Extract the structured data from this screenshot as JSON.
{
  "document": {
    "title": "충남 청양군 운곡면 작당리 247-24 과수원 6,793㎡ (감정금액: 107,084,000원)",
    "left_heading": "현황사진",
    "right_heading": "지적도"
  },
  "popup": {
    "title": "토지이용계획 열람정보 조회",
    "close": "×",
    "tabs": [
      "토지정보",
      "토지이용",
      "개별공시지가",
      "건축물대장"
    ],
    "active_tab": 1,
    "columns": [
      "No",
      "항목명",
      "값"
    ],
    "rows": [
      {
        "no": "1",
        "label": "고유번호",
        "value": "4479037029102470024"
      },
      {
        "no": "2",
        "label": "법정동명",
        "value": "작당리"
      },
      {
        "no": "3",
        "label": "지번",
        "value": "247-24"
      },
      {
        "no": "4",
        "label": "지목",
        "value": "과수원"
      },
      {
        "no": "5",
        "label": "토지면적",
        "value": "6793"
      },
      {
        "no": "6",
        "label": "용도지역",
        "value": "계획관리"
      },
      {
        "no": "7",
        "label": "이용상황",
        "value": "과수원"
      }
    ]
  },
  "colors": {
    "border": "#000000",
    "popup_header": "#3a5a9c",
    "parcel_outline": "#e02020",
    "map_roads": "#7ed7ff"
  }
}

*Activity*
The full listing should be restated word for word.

*Answer to the problem*
Extract the structured data from this screenshot as JSON.
{
  "document": {
    "title": "충남 청양군 운곡면 작당리 247-24 과수원 6,793㎡ (감정금액: 107,084,000원)",
    "left_heading": "현황사진",
    "right_heading": "지적도"
  },
  "popup": {
    "title": "토지이용계획 열람정보 조회",
    "close": "×",
    "tabs": [
      "토지정보",
      "토지이용",
      "개별공시지가",
      "건축물대장"
    ],
    "active_tab": 1,
    "columns": [
      "No",
      "항목명",
      "값"
    ],
    "rows": [
      {
        "no": "1",
        "label": "고유번호",
        "value": "4479037029102470024"
      },
      {
        "no": "2",
        "label": "법정동명",
        "value": "작당리"
      },
      {
        "no": "3",
        "label": "지번",
        "value": "247-24"
      },
      {
        "no": "4",
        "label": "지목",
        "value": "과수원"
      },
      {
        "no": "5",
        "label": "토지면적",
        "value": "6793"
      },
      {
        "no": "6",
        "label": "용도지역",
        "value": "계획관리"
      },
      {
        "no": "7",
        "label": "이용상황",
        "value": "과수원"
      }
    ]
  },
  "colors": {
    "border": "#000000",
    "popup_header": "#3a5a9c",
    "parcel_outline": "#e02020",
    "map_roads": "#7ed7ff"
  }
}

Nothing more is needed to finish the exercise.